One of the recommended ways of approaching web monetization as a content creator is to follow the "100+20" rule, where you create an extra 20% of content that is only viewable to paying users.
Is it worth investing the time to create that 20%? For large, well-established websites the answer might be yes. But for smaller sites, your monetized content might be viewed by a very small number of people, and it can be hard to justify creating this content at all.
On the flipside, potential users of Coil (and in the future other similar services) may not yet see the value of spending their money on web monetization. Is there enough available content that can justify the price?
I think both of the above problems are a bit of a chicken and egg situation - content creators need Coil users, and Coil users need content.
The solution to this problem is to create a site where users can come to see web-monetized content. On top of that, I wanted to use an existing technology, RSS feeds, to implement it.
RSS feeds are a stripped down version of your site's posts, which can be viewable by a third-party RSS reader. The benefit of this for users is that you can view all the content you want to consume in one place, without having to follow a creator's updates on Twitter or refresh their website to see if they've added a new post.
Unfortunately today, RSS feeds and web monetization don't mix. If you're viewing a site's RSS feed, you're not going to be able to send micro payments as you do it. As a content creator, you would also need to take steps to ensure that your monetized content doesn't show up in your site's RSS feed, because then you would be giving it away for free.
For this hackathon I've settled on putting web-monetized content on a URL that a user would not be able to guess. It's not truly private, so if someone happens to stumble upon the feed's URL, they will be able to view its content. The owner of the feed would have to ensure that they keep this URL hidden.
Content creators use many different services and frameworks to display their content (Wordpress, Hugo, Gatsby and so on), and so unfortunately we can't solve this with one plugin alone. For this hackathon I have decided to see how we would do this using Gatsby.
I web-monetized a Gatsby blog and created two RSS feeds - a private one with monetized content, and a public one without. I published a post about it here:
To be able to view RSS feeds, we're going to need an RSS reader. I decided to create a basic one using Blitz.js. You can read more about how I did that here:
Here I'll give a quick run through of how the RSS reader works. As this is a very rough proof-of-concept the UI is fairly minimal and I don't have any sort of account / log-in system implemented. Nonetheless I hope it gets the point across!
A user would land on the home page, and see a list of RSS feeds:
They would be able to select a feed, and see the list of posts:

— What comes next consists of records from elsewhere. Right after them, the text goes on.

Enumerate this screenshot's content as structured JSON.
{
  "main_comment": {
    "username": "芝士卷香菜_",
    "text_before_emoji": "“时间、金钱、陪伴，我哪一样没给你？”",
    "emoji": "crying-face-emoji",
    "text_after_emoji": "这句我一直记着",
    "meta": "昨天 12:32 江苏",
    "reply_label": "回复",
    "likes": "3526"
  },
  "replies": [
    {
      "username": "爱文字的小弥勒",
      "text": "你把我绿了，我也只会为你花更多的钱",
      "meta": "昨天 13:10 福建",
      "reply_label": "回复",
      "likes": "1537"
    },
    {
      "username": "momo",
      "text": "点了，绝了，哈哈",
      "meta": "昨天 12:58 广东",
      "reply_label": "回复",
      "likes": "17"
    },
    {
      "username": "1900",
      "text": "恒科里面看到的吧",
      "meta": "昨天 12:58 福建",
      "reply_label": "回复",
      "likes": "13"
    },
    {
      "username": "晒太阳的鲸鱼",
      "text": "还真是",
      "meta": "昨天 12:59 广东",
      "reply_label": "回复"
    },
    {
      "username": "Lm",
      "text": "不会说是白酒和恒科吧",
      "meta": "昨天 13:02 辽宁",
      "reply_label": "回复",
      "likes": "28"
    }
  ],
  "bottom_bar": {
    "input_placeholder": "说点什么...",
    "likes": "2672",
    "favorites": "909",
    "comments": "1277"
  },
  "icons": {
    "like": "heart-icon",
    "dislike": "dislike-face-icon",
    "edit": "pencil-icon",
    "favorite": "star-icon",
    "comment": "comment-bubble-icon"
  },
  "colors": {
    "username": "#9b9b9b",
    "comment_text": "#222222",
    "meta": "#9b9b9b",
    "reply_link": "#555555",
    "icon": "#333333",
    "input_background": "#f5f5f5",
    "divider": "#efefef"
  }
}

If they did not have web monetization set up, the posts would not contain any monetized content:
When a user did have web monetization, we would be paying the content creator via their payment pointer, and would be showing the monetized content:
A content creator would be able to submit their public and private RSS URLs to the site, plus their payment pointer:
You can check out the code on Github here:
This is a demo app to show how we could implement a web-monetized RSS reader.
Open http://localhost:3000 with your browser to see the result.
Adding a blog with monetized RSS feeds
I've created a test blog at https://gatsby-monetized-rss.netlify.app.
You'll be able to add its two RSS feed on the settings page:
I've set out to create something during this hackathon that solves three problems:
- Make it more appealing for content creators to create monetized content
- Make it more appealing for people to sign up for monetization services
- Allow for viewing of web monetized RSS feeds
The concept of RSS feed monetization is something that we can definitely take a lot further, and can be improved upon! I'd love to hear your thoughts or alternate solutions on how we can solve this problem.
This is my submission for the Grant For The Web Hackathon (for any of the categories). Thanks for reading!